* Work task
Repeat the records below exactly, leaving out any pictures.

(Supplied data)

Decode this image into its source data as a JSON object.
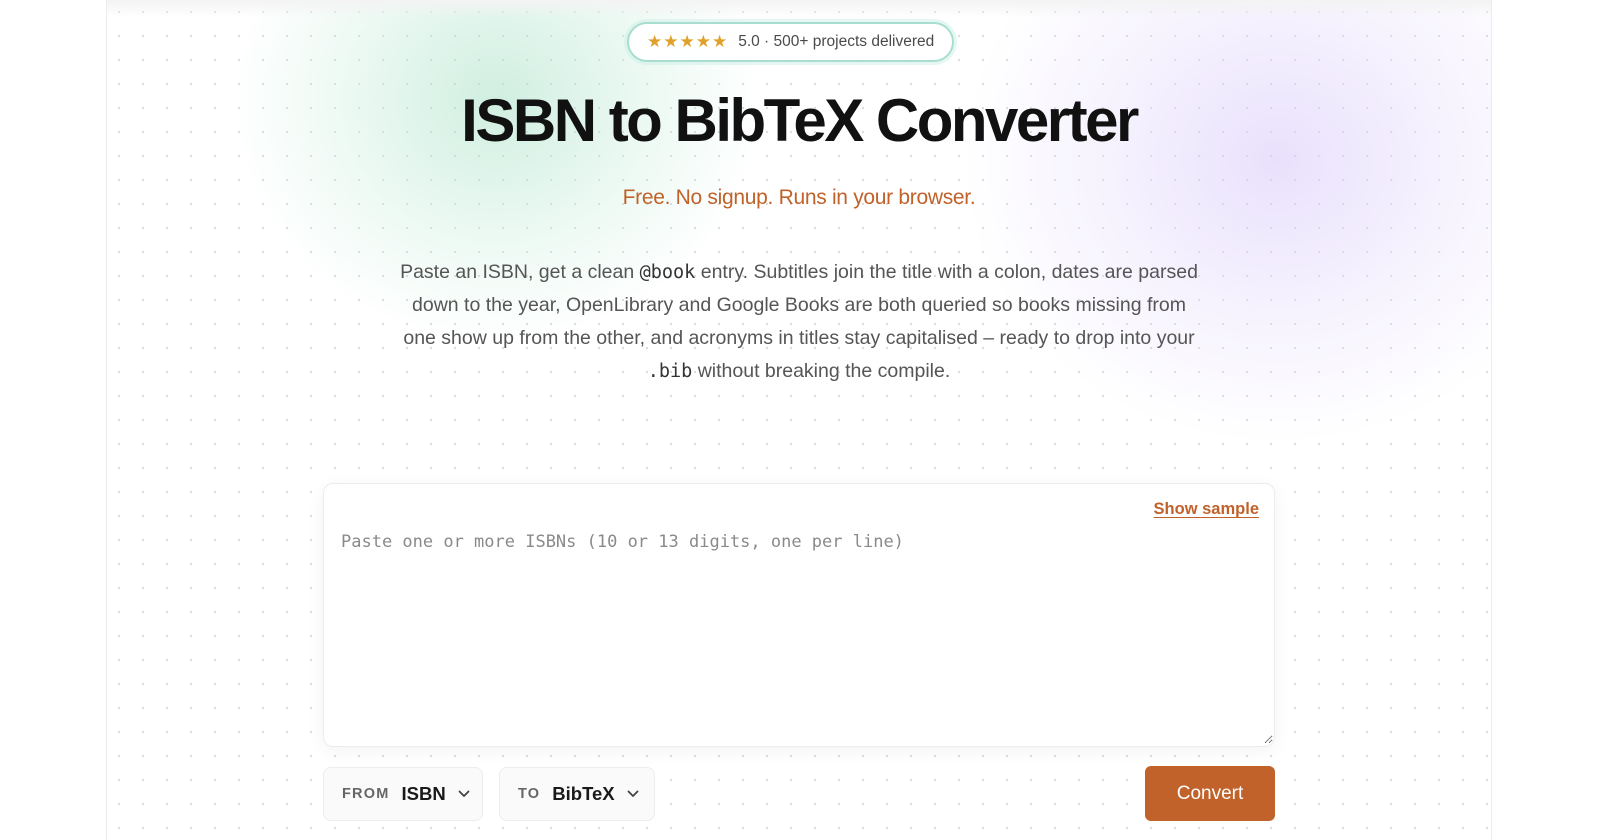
{
  "rating": {
    "stars": "★★★★★",
    "text": "5.0 · 500+ projects delivered"
  },
  "hero": {
    "title": "ISBN to BibTeX Converter",
    "tagline": "Free. No signup. Runs in your browser.",
    "description_part1": "Paste an ISBN, get a clean ",
    "description_code1": "@book",
    "description_part2": " entry. Subtitles join the title with a colon, dates are parsed down to the year, OpenLibrary and Google Books are both queried so books missing from one show up from the other, and acronyms in titles stay capitalised – ready to drop into your ",
    "description_code2": ".bib",
    "description_part3": " without breaking the compile."
  },
  "converter": {
    "show_sample_label": "Show sample",
    "input_value": "",
    "input_placeholder": "Paste one or more ISBNs (10 or 13 digits, one per line)",
    "from_label": "FROM",
    "from_value": "ISBN",
    "to_label": "TO",
    "to_value": "BibTeX",
    "convert_label": "Convert"
  },
  "colors": {
    "accent": "#c0622a",
    "star": "#e0a12b",
    "pill_border": "#a8ddd0"
  }
}
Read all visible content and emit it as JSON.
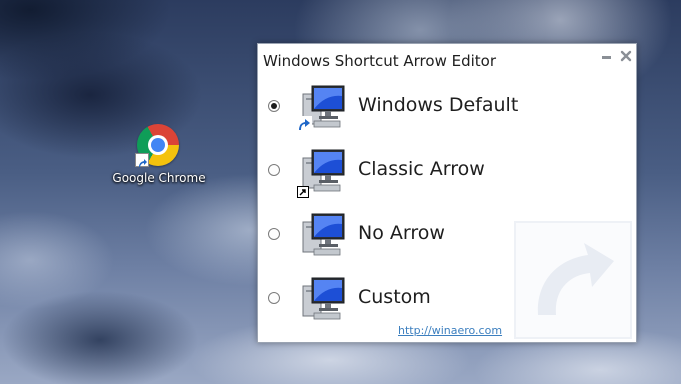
{
  "desktop": {
    "icon_label": "Google Chrome",
    "icon_name": "google-chrome-icon"
  },
  "window": {
    "title": "Windows Shortcut Arrow Editor",
    "minimize_icon": "minimize-icon",
    "close_icon": "close-icon",
    "options": [
      {
        "label": "Windows Default",
        "selected": true,
        "overlay": "windows-default-arrow"
      },
      {
        "label": "Classic Arrow",
        "selected": false,
        "overlay": "classic-arrow"
      },
      {
        "label": "No Arrow",
        "selected": false,
        "overlay": "none"
      },
      {
        "label": "Custom",
        "selected": false,
        "overlay": "none"
      }
    ],
    "link_text": "http://winaero.com"
  },
  "colors": {
    "link": "#3c7fbf",
    "arrow_blue": "#1f67c8",
    "window_border": "#9aa3b2"
  }
}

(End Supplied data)

* Solved problem
Decode this image into its source data as a JSON object.
{
  "rating": {
    "stars": "★★★★★",
    "text": "5.0 · 500+ projects delivered"
  },
  "hero": {
    "title": "ISBN to BibTeX Converter",
    "tagline": "Free. No signup. Runs in your browser.",
    "description_part1": "Paste an ISBN, get a clean ",
    "description_code1": "@book",
    "description_part2": " entry. Subtitles join the title with a colon, dates are parsed down to the year, OpenLibrary and Google Books are both queried so books missing from one show up from the other, and acronyms in titles stay capitalised – ready to drop into your ",
    "description_code2": ".bib",
    "description_part3": " without breaking the compile."
  },
  "converter": {
    "show_sample_label": "Show sample",
    "input_value": "",
    "input_placeholder": "Paste one or more ISBNs (10 or 13 digits, one per line)",
    "from_label": "FROM",
    "from_value": "ISBN",
    "to_label": "TO",
    "to_value": "BibTeX",
    "convert_label": "Convert"
  },
  "colors": {
    "accent": "#c0622a",
    "star": "#e0a12b",
    "pill_border": "#a8ddd0"
  }
}
Read all visible content and emit it as JSON.
{
  "desktop": {
    "icon_label": "Google Chrome",
    "icon_name": "google-chrome-icon"
  },
  "window": {
    "title": "Windows Shortcut Arrow Editor",
    "minimize_icon": "minimize-icon",
    "close_icon": "close-icon",
    "options": [
      {
        "label": "Windows Default",
        "selected": true,
        "overlay": "windows-default-arrow"
      },
      {
        "label": "Classic Arrow",
        "selected": false,
        "overlay": "classic-arrow"
      },
      {
        "label": "No Arrow",
        "selected": false,
        "overlay": "none"
      },
      {
        "label": "Custom",
        "selected": false,
        "overlay": "none"
      }
    ],
    "link_text": "http://winaero.com"
  },
  "colors": {
    "link": "#3c7fbf",
    "arrow_blue": "#1f67c8",
    "window_border": "#9aa3b2"
  }
}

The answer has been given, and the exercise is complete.